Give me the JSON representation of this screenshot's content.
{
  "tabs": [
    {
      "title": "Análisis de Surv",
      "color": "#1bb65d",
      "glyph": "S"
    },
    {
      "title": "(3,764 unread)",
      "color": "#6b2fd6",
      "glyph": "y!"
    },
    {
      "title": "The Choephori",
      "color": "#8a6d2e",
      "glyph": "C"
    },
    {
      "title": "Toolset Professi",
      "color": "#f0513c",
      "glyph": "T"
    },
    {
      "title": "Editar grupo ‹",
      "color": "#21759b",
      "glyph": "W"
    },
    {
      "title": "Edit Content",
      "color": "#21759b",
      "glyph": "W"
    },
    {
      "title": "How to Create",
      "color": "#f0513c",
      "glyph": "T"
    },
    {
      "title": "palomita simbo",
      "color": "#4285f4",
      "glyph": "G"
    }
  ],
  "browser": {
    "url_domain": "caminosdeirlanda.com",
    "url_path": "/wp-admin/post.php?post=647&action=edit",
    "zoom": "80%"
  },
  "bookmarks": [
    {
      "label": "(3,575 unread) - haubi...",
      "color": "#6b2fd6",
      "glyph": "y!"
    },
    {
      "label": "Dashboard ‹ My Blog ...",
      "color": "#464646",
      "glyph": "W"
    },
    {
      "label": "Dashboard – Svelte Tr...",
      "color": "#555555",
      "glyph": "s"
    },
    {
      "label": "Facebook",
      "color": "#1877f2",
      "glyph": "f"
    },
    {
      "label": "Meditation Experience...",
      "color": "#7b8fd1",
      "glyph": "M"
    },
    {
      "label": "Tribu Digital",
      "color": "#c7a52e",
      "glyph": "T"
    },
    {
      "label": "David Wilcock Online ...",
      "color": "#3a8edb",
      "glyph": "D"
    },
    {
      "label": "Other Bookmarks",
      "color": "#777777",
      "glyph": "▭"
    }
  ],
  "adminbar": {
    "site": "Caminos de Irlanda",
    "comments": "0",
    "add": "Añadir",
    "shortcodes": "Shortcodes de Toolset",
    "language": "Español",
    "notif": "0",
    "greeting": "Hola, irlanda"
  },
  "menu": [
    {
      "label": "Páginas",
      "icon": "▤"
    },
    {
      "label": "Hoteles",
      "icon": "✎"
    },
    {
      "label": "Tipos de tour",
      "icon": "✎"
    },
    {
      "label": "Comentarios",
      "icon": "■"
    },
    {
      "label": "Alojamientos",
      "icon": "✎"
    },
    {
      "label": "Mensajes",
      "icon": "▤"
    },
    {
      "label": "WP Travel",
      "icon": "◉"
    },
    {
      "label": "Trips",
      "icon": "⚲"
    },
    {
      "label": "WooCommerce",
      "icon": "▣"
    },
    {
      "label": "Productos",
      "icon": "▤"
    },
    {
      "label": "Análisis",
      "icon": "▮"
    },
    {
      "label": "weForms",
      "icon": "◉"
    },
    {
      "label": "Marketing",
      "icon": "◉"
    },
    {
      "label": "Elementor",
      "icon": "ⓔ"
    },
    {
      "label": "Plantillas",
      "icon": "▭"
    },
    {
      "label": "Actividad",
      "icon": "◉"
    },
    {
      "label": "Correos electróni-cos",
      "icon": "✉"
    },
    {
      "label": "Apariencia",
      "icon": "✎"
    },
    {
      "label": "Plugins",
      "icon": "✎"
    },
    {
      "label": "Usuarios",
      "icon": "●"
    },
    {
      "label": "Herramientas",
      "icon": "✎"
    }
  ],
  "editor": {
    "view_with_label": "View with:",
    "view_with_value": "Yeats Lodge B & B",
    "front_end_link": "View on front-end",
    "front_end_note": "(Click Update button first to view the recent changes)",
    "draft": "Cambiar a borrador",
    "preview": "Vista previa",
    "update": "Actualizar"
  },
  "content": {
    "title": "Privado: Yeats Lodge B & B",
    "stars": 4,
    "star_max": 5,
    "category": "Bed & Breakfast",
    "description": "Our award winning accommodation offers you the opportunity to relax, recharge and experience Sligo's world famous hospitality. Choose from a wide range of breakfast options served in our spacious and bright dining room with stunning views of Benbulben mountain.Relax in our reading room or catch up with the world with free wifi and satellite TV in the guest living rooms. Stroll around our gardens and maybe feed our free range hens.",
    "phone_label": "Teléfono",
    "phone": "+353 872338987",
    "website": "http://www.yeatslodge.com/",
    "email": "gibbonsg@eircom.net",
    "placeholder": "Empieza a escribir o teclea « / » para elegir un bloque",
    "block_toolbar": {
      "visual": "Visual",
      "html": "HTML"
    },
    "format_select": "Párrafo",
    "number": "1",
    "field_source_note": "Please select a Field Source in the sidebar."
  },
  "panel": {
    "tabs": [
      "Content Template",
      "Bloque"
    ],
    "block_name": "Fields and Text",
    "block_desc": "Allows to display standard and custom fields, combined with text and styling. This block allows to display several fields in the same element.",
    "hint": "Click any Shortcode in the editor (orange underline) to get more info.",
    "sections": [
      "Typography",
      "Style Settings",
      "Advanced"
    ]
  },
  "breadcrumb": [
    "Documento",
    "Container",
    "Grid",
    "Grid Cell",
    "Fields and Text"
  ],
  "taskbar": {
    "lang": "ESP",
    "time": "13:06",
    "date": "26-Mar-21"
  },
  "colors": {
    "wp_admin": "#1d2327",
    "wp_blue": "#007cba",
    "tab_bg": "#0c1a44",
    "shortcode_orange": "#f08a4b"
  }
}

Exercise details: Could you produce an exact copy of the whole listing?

Your solution:
Give me the JSON representation of this screenshot's content.
{
  "tabs": [
    {
      "title": "Análisis de Surv",
      "color": "#1bb65d",
      "glyph": "S"
    },
    {
      "title": "(3,764 unread)",
      "color": "#6b2fd6",
      "glyph": "y!"
    },
    {
      "title": "The Choephori",
      "color": "#8a6d2e",
      "glyph": "C"
    },
    {
      "title": "Toolset Professi",
      "color": "#f0513c",
      "glyph": "T"
    },
    {
      "title": "Editar grupo ‹",
      "color": "#21759b",
      "glyph": "W"
    },
    {
      "title": "Edit Content",
      "color": "#21759b",
      "glyph": "W"
    },
    {
      "title": "How to Create",
      "color": "#f0513c",
      "glyph": "T"
    },
    {
      "title": "palomita simbo",
      "color": "#4285f4",
      "glyph": "G"
    }
  ],
  "browser": {
    "url_domain": "caminosdeirlanda.com",
    "url_path": "/wp-admin/post.php?post=647&action=edit",
    "zoom": "80%"
  },
  "bookmarks": [
    {
      "label": "(3,575 unread) - haubi...",
      "color": "#6b2fd6",
      "glyph": "y!"
    },
    {
      "label": "Dashboard ‹ My Blog ...",
      "color": "#464646",
      "glyph": "W"
    },
    {
      "label": "Dashboard – Svelte Tr...",
      "color": "#555555",
      "glyph": "s"
    },
    {
      "label": "Facebook",
      "color": "#1877f2",
      "glyph": "f"
    },
    {
      "label": "Meditation Experience...",
      "color": "#7b8fd1",
      "glyph": "M"
    },
    {
      "label": "Tribu Digital",
      "color": "#c7a52e",
      "glyph": "T"
    },
    {
      "label": "David Wilcock Online ...",
      "color": "#3a8edb",
      "glyph": "D"
    },
    {
      "label": "Other Bookmarks",
      "color": "#777777",
      "glyph": "▭"
    }
  ],
  "adminbar": {
    "site": "Caminos de Irlanda",
    "comments": "0",
    "add": "Añadir",
    "shortcodes": "Shortcodes de Toolset",
    "language": "Español",
    "notif": "0",
    "greeting": "Hola, irlanda"
  },
  "menu": [
    {
      "label": "Páginas",
      "icon": "▤"
    },
    {
      "label": "Hoteles",
      "icon": "✎"
    },
    {
      "label": "Tipos de tour",
      "icon": "✎"
    },
    {
      "label": "Comentarios",
      "icon": "■"
    },
    {
      "label": "Alojamientos",
      "icon": "✎"
    },
    {
      "label": "Mensajes",
      "icon": "▤"
    },
    {
      "label": "WP Travel",
      "icon": "◉"
    },
    {
      "label": "Trips",
      "icon": "⚲"
    },
    {
      "label": "WooCommerce",
      "icon": "▣"
    },
    {
      "label": "Productos",
      "icon": "▤"
    },
    {
      "label": "Análisis",
      "icon": "▮"
    },
    {
      "label": "weForms",
      "icon": "◉"
    },
    {
      "label": "Marketing",
      "icon": "◉"
    },
    {
      "label": "Elementor",
      "icon": "ⓔ"
    },
    {
      "label": "Plantillas",
      "icon": "▭"
    },
    {
      "label": "Actividad",
      "icon": "◉"
    },
    {
      "label": "Correos electróni-cos",
      "icon": "✉"
    },
    {
      "label": "Apariencia",
      "icon": "✎"
    },
    {
      "label": "Plugins",
      "icon": "✎"
    },
    {
      "label": "Usuarios",
      "icon": "●"
    },
    {
      "label": "Herramientas",
      "icon": "✎"
    }
  ],
  "editor": {
    "view_with_label": "View with:",
    "view_with_value": "Yeats Lodge B & B",
    "front_end_link": "View on front-end",
    "front_end_note": "(Click Update button first to view the recent changes)",
    "draft": "Cambiar a borrador",
    "preview": "Vista previa",
    "update": "Actualizar"
  },
  "content": {
    "title": "Privado: Yeats Lodge B & B",
    "stars": 4,
    "star_max": 5,
    "category": "Bed & Breakfast",
    "description": "Our award winning accommodation offers you the opportunity to relax, recharge and experience Sligo's world famous hospitality. Choose from a wide range of breakfast options served in our spacious and bright dining room with stunning views of Benbulben mountain.Relax in our reading room or catch up with the world with free wifi and satellite TV in the guest living rooms. Stroll around our gardens and maybe feed our free range hens.",
    "phone_label": "Teléfono",
    "phone": "+353 872338987",
    "website": "http://www.yeatslodge.com/",
    "email": "gibbonsg@eircom.net",
    "placeholder": "Empieza a escribir o teclea « / » para elegir un bloque",
    "block_toolbar": {
      "visual": "Visual",
      "html": "HTML"
    },
    "format_select": "Párrafo",
    "number": "1",
    "field_source_note": "Please select a Field Source in the sidebar."
  },
  "panel": {
    "tabs": [
      "Content Template",
      "Bloque"
    ],
    "block_name": "Fields and Text",
    "block_desc": "Allows to display standard and custom fields, combined with text and styling. This block allows to display several fields in the same element.",
    "hint": "Click any Shortcode in the editor (orange underline) to get more info.",
    "sections": [
      "Typography",
      "Style Settings",
      "Advanced"
    ]
  },
  "breadcrumb": [
    "Documento",
    "Container",
    "Grid",
    "Grid Cell",
    "Fields and Text"
  ],
  "taskbar": {
    "lang": "ESP",
    "time": "13:06",
    "date": "26-Mar-21"
  },
  "colors": {
    "wp_admin": "#1d2327",
    "wp_blue": "#007cba",
    "tab_bg": "#0c1a44",
    "shortcode_orange": "#f08a4b"
  }
}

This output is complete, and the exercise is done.